That white privilege comes at great cost to black freedom.

 

 

*SWF = Single White Female

water for jerks

An Essay I wrote last Fall


One of the things I struggle with as a writer is watering down my experiences in an effort to make them more palatable for the reader. I omit certain parts of my life that may not be as interesting or likable or glamorous. And even sometimes I leave out parts because I am ashamed of the choices I have made or how I have behaved in some situations. But then that begs the question of whether or not what I am writing is authentic; can one write effectively while simultaneously holding back in an effort to appear less controversial? I want you to like me, more than that I want you to respect me.

I’ve never been one to hold back with family or peers. I am notorious for sharing precisely what’s on my mind at precisely the moment I think of it. But as I craft these essays I find that perhaps my natural inclination isn’t the best. I start to think of the people who might be hurt by these stories. I start to second-guess the validity of my point of view. And some days, I just can’t bear to think of what happens after I send my life (thus far) out into the universe. If I give you everything I have, where does that leave me?

Dave Eggers talks briefly about this in A Heartbreaking Work of Staggering Genius, where he simply states that he can afford to give all of the moments from his life to the reader because he loses nothing in the exchange. The voyeuristic society we’ve grown up in is nothing without the audience gawking away but if the person sharing a piece of themselves doesn’t mind the sharing…then it’s just literary currency. Right? My sharing the weird uncomfortable embarrassing sometimes perfectly wonderful moments of my life does not cost me a single thing. Nor does it mean I am left with nothing. I don’t want to water down anything for my audience, because like I said, it’s never been in my nature to do so.
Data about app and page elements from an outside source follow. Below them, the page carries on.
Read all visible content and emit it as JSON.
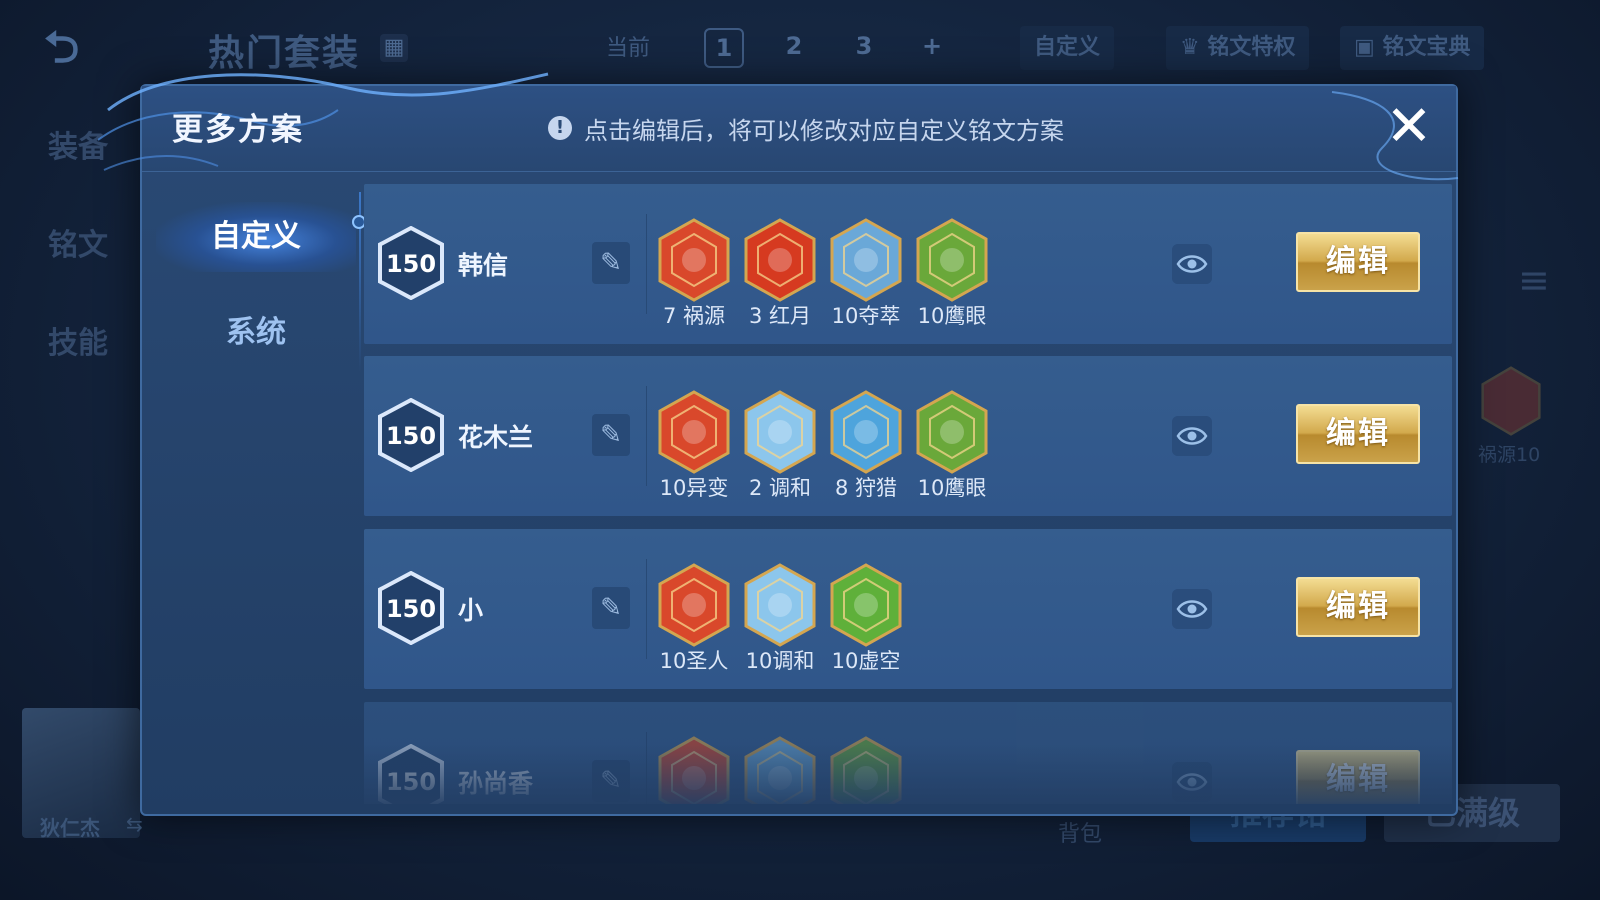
{
  "background": {
    "back_glyph": "⮌",
    "title": "热门套装",
    "grid_glyph": "▦",
    "current_label": "当前",
    "pages": [
      "1",
      "2",
      "3",
      "+"
    ],
    "custom_label": "自定义",
    "privilege_label": "铭文特权",
    "codex_label": "铭文宝典",
    "side_tabs": [
      "装备",
      "铭文",
      "技能"
    ],
    "menu_glyph": "≡",
    "side_rune_label": "祸源10",
    "hero_name": "狄仁杰",
    "swap_glyph": "⇆",
    "bag_label": "背包",
    "btn_recommend": "推荐铭",
    "btn_maxlevel": "已满级"
  },
  "modal": {
    "title": "更多方案",
    "hint_icon": "!",
    "hint": "点击编辑后，将可以修改对应自定义铭文方案",
    "close_glyph": "✕",
    "tabs": [
      {
        "label": "自定义",
        "active": true
      },
      {
        "label": "系统",
        "active": false
      }
    ],
    "rename_glyph": "✎",
    "edit_label": "编辑",
    "schemes": [
      {
        "level": "150",
        "hero": "韩信",
        "runes": [
          {
            "label": "7 祸源",
            "icon": "red-rune-icon",
            "color": "#d9482b"
          },
          {
            "label": "3 红月",
            "icon": "red-moon-rune-icon",
            "color": "#d63a20"
          },
          {
            "label": "10夺萃",
            "icon": "blue-rune-icon",
            "color": "#6aa8d8"
          },
          {
            "label": "10鹰眼",
            "icon": "green-rune-icon",
            "color": "#6aa83a"
          }
        ]
      },
      {
        "level": "150",
        "hero": "花木兰",
        "runes": [
          {
            "label": "10异变",
            "icon": "red-rune-icon",
            "color": "#d9482b"
          },
          {
            "label": "2 调和",
            "icon": "blue-drop-rune-icon",
            "color": "#8cc6ec"
          },
          {
            "label": "8 狩猎",
            "icon": "blue-lightning-rune-icon",
            "color": "#4ea4dc"
          },
          {
            "label": "10鹰眼",
            "icon": "green-rune-icon",
            "color": "#6aa83a"
          }
        ]
      },
      {
        "level": "150",
        "hero": "小",
        "runes": [
          {
            "label": "10圣人",
            "icon": "red-rune-icon",
            "color": "#d9482b"
          },
          {
            "label": "10调和",
            "icon": "blue-drop-rune-icon",
            "color": "#8cc6ec"
          },
          {
            "label": "10虚空",
            "icon": "green-rune-icon",
            "color": "#5fb03a"
          }
        ]
      },
      {
        "level": "150",
        "hero": "孙尚香",
        "runes": [
          {
            "label": "",
            "icon": "red-rune-icon",
            "color": "#d9482b"
          },
          {
            "label": "",
            "icon": "blue-rune-icon",
            "color": "#6aa8d8"
          },
          {
            "label": "",
            "icon": "green-rune-icon",
            "color": "#6aa83a"
          }
        ]
      }
    ]
  }
}
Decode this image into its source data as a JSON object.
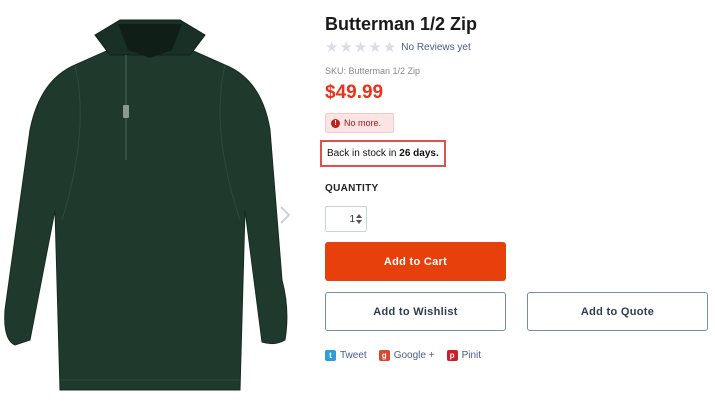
{
  "product": {
    "title": "Butterman 1/2 Zip",
    "stars_filled": 0,
    "stars_total": 5,
    "reviews_label": "No Reviews yet",
    "sku": "SKU: Butterman 1/2 Zip",
    "price": "$49.99",
    "stock_alert": "No more.",
    "restock": {
      "prefix": "Back in stock in",
      "days": "26 days."
    }
  },
  "quantity": {
    "label": "QUANTITY",
    "value": "1"
  },
  "buttons": {
    "add_to_cart": "Add to Cart",
    "add_to_wishlist": "Add to Wishlist",
    "add_to_quote": "Add to Quote"
  },
  "share": {
    "tweet": "Tweet",
    "google": "Google +",
    "pinit": "Pinit"
  },
  "colors": {
    "price": "#e8331c",
    "cart_button": "#e8400c",
    "jacket": "#1f3a2d",
    "highlight_border": "#e05050"
  },
  "icons": {
    "star": "star-icon",
    "alert": "alert-icon",
    "twitter": "twitter-icon",
    "google_plus": "google-plus-icon",
    "pinterest": "pinterest-icon",
    "next": "chevron-right-icon"
  }
}
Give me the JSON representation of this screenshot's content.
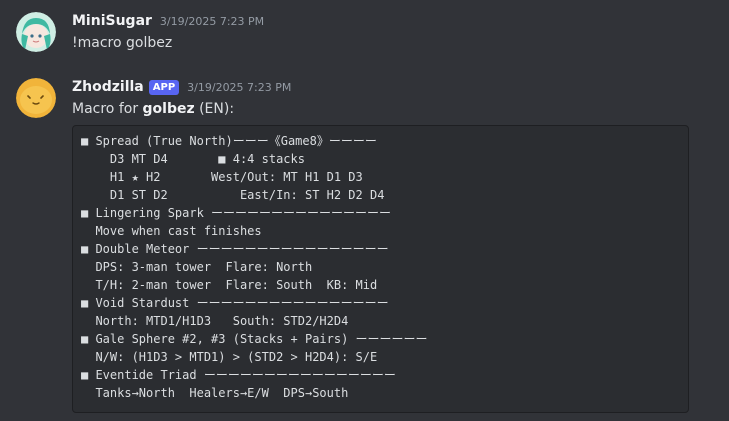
{
  "messages": [
    {
      "username": "MiniSugar",
      "timestamp": "3/19/2025 7:23 PM",
      "text": "!macro golbez"
    },
    {
      "username": "Zhodzilla",
      "badge": "APP",
      "timestamp": "3/19/2025 7:23 PM",
      "text_prefix": "Macro for ",
      "text_bold": "golbez",
      "text_suffix": " (EN):",
      "code_lines": [
        "■ Spread (True North)ーーー《Game8》ーーーー",
        "    D3 MT D4       ■ 4:4 stacks",
        "    H1 ★ H2       West/Out: MT H1 D1 D3",
        "    D1 ST D2          East/In: ST H2 D2 D4",
        "■ Lingering Spark ーーーーーーーーーーーーーーー",
        "  Move when cast finishes",
        "■ Double Meteor ーーーーーーーーーーーーーーーー",
        "  DPS: 3-man tower  Flare: North",
        "  T/H: 2-man tower  Flare: South  KB: Mid",
        "■ Void Stardust ーーーーーーーーーーーーーーーー",
        "  North: MTD1/H1D3   South: STD2/H2D4",
        "■ Gale Sphere #2, #3 (Stacks + Pairs) ーーーーーー",
        "  N/W: (H1D3 > MTD1) > (STD2 > H2D4): S/E",
        "■ Eventide Triad ーーーーーーーーーーーーーーーー",
        "  Tanks→North  Healers→E/W  DPS→South"
      ]
    }
  ],
  "colors": {
    "background": "#313338",
    "codeblock": "#2b2d31",
    "badge": "#5865f2"
  }
}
I want to deliver all of these moments from my life just as they happened, obviously a lot of it will be through the lens of who I am now but I believe I can still share authentically. I think the only way any of this can truly have any meaning is by nixing the water and focusing on why it’s all so damn important to begin with. I suppose that means some people won’t like me by the end of this. Shit, I might not even like myself at the end of this. But at least I will have been honest.

It’s easy to write a love letter with endless declarations of undying affection but I want the kind of love that holds up a mirror and tells me the truth. And I can only hope by the end of this I have shared a few truths I have learned this last quarter century of living.

Was it weird? Yes.

Was it perfect? Yes-ish.

Was it honest? God, I hope so.

yet another letter i’ll write but never send

Dear You,

How are you? I’m sure you’re better than I am. Or maybe you’re not but I may never know. But more than likely you’re waking up every morning, showing up to your job, eating your three square meals a day and seeing a few casual acquaintances without thinking twice about it. I bet you laugh without wondering why. I bet you read the news without feeling the whole weight of the world on your shoulders.

I bet you’re happy more days than you are sad.

I bet we have met or we will one day meet and I will tell you of how my life thus far has been spent drinking copious amounts of alcohol and crying and having anxiety attacks.  I will tell you about my multitude of inappropriate relationships with inappropriate men and you will nod slowly, perhaps contemplating how your life is slightly boring in comparison but certainly and undeniably more reasonable and safe.

I bet that you are who I wanted to be and I bet that I am who you vowed never to become.

But more than anything, I bet that I am you and you are me and we are just hanging on by the skin of our teeth. I bet that I cry for my reasons and you cry for yours. I bet that at the end of the day, my skin and your skin are just as oversized and undersized in the same way.

I bet that I am just as inadequate in my own way as you are in yours.

I bet that I am you and you are me.

Always,

Mwongeli